- [What you need to do] Look through the entries for the line containing "Decode this image". Then output that line and every line after it, exactly, to the end.

[App and web page records]

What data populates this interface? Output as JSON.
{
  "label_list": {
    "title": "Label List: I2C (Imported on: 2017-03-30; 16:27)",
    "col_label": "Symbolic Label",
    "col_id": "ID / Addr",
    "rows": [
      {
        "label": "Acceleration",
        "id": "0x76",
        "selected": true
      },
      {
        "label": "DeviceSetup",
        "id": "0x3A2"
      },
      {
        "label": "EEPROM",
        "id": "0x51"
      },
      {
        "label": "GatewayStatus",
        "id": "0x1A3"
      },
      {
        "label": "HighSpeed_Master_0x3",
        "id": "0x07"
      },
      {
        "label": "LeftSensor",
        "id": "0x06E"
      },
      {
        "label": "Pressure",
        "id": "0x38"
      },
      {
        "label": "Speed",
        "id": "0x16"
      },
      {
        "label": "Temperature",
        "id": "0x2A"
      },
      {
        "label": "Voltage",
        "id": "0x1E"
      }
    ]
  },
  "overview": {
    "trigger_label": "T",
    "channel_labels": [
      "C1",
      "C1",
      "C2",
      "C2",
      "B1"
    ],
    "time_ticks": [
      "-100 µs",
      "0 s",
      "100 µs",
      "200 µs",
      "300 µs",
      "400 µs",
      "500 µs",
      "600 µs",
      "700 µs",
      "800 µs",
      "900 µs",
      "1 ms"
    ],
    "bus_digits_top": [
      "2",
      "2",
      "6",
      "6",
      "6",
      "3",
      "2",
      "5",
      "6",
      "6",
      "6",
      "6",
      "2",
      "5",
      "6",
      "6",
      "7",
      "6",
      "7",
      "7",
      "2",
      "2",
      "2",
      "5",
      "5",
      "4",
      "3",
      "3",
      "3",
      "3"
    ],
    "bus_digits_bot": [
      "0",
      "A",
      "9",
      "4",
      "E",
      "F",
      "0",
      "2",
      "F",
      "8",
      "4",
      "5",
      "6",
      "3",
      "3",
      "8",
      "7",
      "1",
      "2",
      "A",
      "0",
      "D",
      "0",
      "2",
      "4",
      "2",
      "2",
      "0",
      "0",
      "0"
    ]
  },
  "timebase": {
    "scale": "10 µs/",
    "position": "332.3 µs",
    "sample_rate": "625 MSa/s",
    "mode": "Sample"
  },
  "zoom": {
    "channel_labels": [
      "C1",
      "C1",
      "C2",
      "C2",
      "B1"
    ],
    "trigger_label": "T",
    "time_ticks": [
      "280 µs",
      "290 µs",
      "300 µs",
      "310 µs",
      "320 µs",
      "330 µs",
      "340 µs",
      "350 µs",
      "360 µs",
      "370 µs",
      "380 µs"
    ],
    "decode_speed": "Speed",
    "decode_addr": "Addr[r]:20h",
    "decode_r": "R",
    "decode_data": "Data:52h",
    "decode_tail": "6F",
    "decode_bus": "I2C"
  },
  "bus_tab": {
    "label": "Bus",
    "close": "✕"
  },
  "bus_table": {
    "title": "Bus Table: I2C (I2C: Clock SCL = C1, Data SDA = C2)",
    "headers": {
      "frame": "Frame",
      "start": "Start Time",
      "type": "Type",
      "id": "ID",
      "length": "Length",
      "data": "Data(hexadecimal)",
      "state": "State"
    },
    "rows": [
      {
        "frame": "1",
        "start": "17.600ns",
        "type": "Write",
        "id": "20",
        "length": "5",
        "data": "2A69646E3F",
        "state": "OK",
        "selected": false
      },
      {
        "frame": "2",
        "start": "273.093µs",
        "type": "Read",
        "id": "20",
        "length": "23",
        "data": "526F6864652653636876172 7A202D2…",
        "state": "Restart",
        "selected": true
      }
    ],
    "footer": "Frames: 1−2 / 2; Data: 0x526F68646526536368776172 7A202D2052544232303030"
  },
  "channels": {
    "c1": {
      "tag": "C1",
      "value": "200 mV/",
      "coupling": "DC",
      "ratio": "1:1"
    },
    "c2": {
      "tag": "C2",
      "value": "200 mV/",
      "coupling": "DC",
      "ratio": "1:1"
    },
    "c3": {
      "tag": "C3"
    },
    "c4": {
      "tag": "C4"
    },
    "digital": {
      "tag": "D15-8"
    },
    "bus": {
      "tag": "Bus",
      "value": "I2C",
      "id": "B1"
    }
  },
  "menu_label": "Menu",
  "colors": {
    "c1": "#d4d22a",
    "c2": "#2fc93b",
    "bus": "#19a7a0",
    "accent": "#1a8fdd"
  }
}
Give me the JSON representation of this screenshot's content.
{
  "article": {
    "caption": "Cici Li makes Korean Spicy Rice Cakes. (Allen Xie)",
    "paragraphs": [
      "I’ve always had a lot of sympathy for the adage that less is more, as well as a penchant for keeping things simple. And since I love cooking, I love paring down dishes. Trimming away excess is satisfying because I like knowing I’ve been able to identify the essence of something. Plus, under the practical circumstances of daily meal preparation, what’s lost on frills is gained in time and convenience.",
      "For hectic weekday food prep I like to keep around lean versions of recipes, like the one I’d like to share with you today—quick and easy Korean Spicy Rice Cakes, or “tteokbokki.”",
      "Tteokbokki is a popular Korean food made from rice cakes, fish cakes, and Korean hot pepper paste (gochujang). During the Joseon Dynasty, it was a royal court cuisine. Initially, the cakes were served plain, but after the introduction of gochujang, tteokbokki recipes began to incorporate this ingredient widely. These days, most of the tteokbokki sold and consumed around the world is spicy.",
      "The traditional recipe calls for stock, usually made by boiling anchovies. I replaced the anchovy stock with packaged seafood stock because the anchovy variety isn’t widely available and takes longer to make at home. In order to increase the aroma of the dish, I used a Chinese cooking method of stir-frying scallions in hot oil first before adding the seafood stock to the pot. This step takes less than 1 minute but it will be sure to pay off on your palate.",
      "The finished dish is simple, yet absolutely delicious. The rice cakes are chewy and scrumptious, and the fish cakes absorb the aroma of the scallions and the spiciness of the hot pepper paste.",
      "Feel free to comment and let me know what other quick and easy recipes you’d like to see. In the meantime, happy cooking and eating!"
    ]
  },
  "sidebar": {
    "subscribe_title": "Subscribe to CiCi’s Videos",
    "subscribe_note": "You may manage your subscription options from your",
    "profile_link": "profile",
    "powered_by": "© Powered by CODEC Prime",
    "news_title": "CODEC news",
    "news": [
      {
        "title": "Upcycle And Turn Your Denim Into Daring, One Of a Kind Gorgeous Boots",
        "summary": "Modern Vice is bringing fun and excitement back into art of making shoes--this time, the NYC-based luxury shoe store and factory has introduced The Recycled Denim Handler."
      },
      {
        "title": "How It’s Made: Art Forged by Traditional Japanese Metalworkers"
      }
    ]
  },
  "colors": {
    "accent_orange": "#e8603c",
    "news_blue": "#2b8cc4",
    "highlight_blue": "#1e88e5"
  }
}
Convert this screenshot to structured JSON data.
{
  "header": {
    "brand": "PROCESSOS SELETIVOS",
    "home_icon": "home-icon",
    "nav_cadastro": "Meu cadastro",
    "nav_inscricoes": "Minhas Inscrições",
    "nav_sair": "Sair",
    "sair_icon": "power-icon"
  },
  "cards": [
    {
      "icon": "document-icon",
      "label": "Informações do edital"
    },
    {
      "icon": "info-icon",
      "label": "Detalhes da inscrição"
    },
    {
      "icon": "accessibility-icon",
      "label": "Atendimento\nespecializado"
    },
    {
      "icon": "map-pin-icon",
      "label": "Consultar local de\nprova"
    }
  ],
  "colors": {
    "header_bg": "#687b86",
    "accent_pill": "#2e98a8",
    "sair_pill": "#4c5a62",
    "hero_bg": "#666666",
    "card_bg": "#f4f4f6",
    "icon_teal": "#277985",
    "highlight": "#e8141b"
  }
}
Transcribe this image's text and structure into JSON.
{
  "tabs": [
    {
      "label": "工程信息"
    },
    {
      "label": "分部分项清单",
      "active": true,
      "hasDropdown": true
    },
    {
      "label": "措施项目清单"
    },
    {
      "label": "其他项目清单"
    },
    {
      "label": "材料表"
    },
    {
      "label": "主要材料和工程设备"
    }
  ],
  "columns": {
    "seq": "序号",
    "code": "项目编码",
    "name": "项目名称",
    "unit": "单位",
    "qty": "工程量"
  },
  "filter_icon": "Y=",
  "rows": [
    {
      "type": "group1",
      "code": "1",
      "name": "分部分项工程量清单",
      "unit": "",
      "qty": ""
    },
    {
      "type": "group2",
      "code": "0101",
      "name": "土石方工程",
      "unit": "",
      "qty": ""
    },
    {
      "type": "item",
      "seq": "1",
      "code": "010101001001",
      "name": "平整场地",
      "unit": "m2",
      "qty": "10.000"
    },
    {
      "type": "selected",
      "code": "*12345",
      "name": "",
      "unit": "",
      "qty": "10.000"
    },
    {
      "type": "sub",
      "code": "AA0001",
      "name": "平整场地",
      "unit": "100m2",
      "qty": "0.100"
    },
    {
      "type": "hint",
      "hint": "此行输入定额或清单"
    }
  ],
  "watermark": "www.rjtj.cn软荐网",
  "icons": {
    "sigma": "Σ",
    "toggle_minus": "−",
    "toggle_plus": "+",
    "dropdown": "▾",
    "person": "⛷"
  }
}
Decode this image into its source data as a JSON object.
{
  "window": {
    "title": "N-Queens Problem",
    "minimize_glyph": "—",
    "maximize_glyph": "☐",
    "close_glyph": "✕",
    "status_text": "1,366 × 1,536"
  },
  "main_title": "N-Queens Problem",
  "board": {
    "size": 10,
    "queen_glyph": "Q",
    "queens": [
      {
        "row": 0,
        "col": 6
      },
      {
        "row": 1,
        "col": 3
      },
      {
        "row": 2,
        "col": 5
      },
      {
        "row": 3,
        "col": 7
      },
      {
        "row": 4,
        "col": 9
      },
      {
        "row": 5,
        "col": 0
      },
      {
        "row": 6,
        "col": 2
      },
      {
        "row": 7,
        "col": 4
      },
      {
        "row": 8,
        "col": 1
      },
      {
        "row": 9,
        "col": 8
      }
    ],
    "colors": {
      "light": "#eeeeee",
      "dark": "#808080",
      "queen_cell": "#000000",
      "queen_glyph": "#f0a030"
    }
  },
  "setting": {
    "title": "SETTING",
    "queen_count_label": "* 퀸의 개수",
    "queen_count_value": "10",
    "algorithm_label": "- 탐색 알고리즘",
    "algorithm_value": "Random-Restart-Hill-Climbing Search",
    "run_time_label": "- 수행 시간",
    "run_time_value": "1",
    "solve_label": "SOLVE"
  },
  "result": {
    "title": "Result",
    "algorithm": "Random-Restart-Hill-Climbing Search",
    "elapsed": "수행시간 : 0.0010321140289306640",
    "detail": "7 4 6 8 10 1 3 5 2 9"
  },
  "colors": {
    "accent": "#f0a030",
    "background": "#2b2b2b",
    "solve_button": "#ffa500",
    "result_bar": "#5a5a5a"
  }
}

- [Solution]
Decode this image into its source data as a JSON object.
{
  "window": {
    "title": "N-Queens Problem",
    "minimize_glyph": "—",
    "maximize_glyph": "☐",
    "close_glyph": "✕",
    "status_text": "1,366 × 1,536"
  },
  "main_title": "N-Queens Problem",
  "board": {
    "size": 10,
    "queen_glyph": "Q",
    "queens": [
      {
        "row": 0,
        "col": 6
      },
      {
        "row": 1,
        "col": 3
      },
      {
        "row": 2,
        "col": 5
      },
      {
        "row": 3,
        "col": 7
      },
      {
        "row": 4,
        "col": 9
      },
      {
        "row": 5,
        "col": 0
      },
      {
        "row": 6,
        "col": 2
      },
      {
        "row": 7,
        "col": 4
      },
      {
        "row": 8,
        "col": 1
      },
      {
        "row": 9,
        "col": 8
      }
    ],
    "colors": {
      "light": "#eeeeee",
      "dark": "#808080",
      "queen_cell": "#000000",
      "queen_glyph": "#f0a030"
    }
  },
  "setting": {
    "title": "SETTING",
    "queen_count_label": "* 퀸의 개수",
    "queen_count_value": "10",
    "algorithm_label": "- 탐색 알고리즘",
    "algorithm_value": "Random-Restart-Hill-Climbing Search",
    "run_time_label": "- 수행 시간",
    "run_time_value": "1",
    "solve_label": "SOLVE"
  },
  "result": {
    "title": "Result",
    "algorithm": "Random-Restart-Hill-Climbing Search",
    "elapsed": "수행시간 : 0.0010321140289306640",
    "detail": "7 4 6 8 10 1 3 5 2 9"
  },
  "colors": {
    "accent": "#f0a030",
    "background": "#2b2b2b",
    "solve_button": "#ffa500",
    "result_bar": "#5a5a5a"
  }
}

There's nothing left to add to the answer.